Dataset rows for apps and sites
▼

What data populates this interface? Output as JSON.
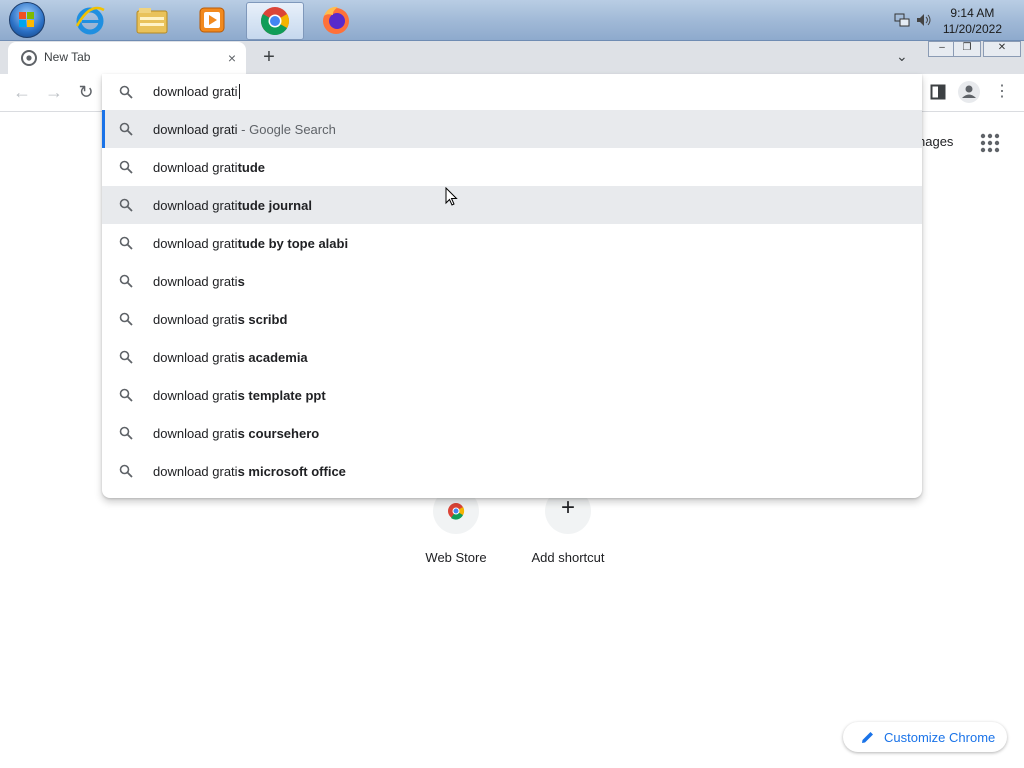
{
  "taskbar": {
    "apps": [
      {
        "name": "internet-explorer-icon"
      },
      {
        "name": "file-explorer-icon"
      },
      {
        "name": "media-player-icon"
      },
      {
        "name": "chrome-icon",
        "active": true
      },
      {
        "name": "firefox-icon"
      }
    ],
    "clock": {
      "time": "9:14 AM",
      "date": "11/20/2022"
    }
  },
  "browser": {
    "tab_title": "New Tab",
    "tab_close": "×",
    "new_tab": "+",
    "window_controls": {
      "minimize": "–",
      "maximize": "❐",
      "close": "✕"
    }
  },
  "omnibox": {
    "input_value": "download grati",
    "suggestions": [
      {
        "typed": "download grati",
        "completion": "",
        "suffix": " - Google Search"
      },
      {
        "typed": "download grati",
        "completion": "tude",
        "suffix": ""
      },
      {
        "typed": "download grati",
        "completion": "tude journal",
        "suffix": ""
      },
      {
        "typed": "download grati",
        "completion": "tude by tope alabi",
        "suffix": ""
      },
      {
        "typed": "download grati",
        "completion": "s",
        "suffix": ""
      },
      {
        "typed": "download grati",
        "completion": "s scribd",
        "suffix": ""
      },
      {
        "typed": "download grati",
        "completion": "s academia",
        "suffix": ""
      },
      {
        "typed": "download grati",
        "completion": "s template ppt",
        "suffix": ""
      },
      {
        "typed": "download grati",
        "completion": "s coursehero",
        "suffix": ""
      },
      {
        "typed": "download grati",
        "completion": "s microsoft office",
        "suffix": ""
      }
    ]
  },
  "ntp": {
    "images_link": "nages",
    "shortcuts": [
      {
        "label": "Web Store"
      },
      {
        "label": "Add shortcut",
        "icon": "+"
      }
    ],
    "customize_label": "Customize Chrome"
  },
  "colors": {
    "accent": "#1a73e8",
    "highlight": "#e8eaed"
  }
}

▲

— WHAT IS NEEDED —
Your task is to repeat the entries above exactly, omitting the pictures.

— SOLUTION TO THIS EXERCISE —
What data populates this interface? Output as JSON.
{
  "taskbar": {
    "apps": [
      {
        "name": "internet-explorer-icon"
      },
      {
        "name": "file-explorer-icon"
      },
      {
        "name": "media-player-icon"
      },
      {
        "name": "chrome-icon",
        "active": true
      },
      {
        "name": "firefox-icon"
      }
    ],
    "clock": {
      "time": "9:14 AM",
      "date": "11/20/2022"
    }
  },
  "browser": {
    "tab_title": "New Tab",
    "tab_close": "×",
    "new_tab": "+",
    "window_controls": {
      "minimize": "–",
      "maximize": "❐",
      "close": "✕"
    }
  },
  "omnibox": {
    "input_value": "download grati",
    "suggestions": [
      {
        "typed": "download grati",
        "completion": "",
        "suffix": " - Google Search"
      },
      {
        "typed": "download grati",
        "completion": "tude",
        "suffix": ""
      },
      {
        "typed": "download grati",
        "completion": "tude journal",
        "suffix": ""
      },
      {
        "typed": "download grati",
        "completion": "tude by tope alabi",
        "suffix": ""
      },
      {
        "typed": "download grati",
        "completion": "s",
        "suffix": ""
      },
      {
        "typed": "download grati",
        "completion": "s scribd",
        "suffix": ""
      },
      {
        "typed": "download grati",
        "completion": "s academia",
        "suffix": ""
      },
      {
        "typed": "download grati",
        "completion": "s template ppt",
        "suffix": ""
      },
      {
        "typed": "download grati",
        "completion": "s coursehero",
        "suffix": ""
      },
      {
        "typed": "download grati",
        "completion": "s microsoft office",
        "suffix": ""
      }
    ]
  },
  "ntp": {
    "images_link": "nages",
    "shortcuts": [
      {
        "label": "Web Store"
      },
      {
        "label": "Add shortcut",
        "icon": "+"
      }
    ],
    "customize_label": "Customize Chrome"
  },
  "colors": {
    "accent": "#1a73e8",
    "highlight": "#e8eaed"
  }
}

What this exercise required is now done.